Exercise. Nothing may be left out, so copy every entry exactly.

Web page and app entries:

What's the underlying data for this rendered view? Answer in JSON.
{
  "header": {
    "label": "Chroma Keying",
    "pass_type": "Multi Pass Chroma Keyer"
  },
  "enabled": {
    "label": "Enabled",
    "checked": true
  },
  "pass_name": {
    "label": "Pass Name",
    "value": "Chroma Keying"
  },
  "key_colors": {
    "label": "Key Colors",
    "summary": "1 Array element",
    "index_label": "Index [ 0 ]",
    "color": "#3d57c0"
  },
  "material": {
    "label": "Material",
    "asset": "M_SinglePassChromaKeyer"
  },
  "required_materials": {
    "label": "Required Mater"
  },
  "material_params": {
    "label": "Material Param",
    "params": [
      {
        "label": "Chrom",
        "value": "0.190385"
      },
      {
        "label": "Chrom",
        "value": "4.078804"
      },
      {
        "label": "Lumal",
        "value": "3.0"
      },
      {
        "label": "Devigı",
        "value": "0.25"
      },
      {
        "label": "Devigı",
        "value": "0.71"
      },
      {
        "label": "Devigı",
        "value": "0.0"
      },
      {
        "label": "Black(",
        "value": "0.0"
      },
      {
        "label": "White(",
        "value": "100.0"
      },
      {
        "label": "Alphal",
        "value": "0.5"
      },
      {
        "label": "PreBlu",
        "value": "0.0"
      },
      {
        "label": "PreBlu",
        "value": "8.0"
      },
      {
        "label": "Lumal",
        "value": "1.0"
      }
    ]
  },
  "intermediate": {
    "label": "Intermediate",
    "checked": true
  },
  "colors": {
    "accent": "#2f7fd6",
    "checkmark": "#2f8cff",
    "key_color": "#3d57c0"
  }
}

Answer for the task.
What's the underlying data for this rendered view? Answer in JSON.
{
  "header": {
    "label": "Chroma Keying",
    "pass_type": "Multi Pass Chroma Keyer"
  },
  "enabled": {
    "label": "Enabled",
    "checked": true
  },
  "pass_name": {
    "label": "Pass Name",
    "value": "Chroma Keying"
  },
  "key_colors": {
    "label": "Key Colors",
    "summary": "1 Array element",
    "index_label": "Index [ 0 ]",
    "color": "#3d57c0"
  },
  "material": {
    "label": "Material",
    "asset": "M_SinglePassChromaKeyer"
  },
  "required_materials": {
    "label": "Required Mater"
  },
  "material_params": {
    "label": "Material Param",
    "params": [
      {
        "label": "Chrom",
        "value": "0.190385"
      },
      {
        "label": "Chrom",
        "value": "4.078804"
      },
      {
        "label": "Lumal",
        "value": "3.0"
      },
      {
        "label": "Devigı",
        "value": "0.25"
      },
      {
        "label": "Devigı",
        "value": "0.71"
      },
      {
        "label": "Devigı",
        "value": "0.0"
      },
      {
        "label": "Black(",
        "value": "0.0"
      },
      {
        "label": "White(",
        "value": "100.0"
      },
      {
        "label": "Alphal",
        "value": "0.5"
      },
      {
        "label": "PreBlu",
        "value": "0.0"
      },
      {
        "label": "PreBlu",
        "value": "8.0"
      },
      {
        "label": "Lumal",
        "value": "1.0"
      }
    ]
  },
  "intermediate": {
    "label": "Intermediate",
    "checked": true
  },
  "colors": {
    "accent": "#2f7fd6",
    "checkmark": "#2f8cff",
    "key_color": "#3d57c0"
  }
}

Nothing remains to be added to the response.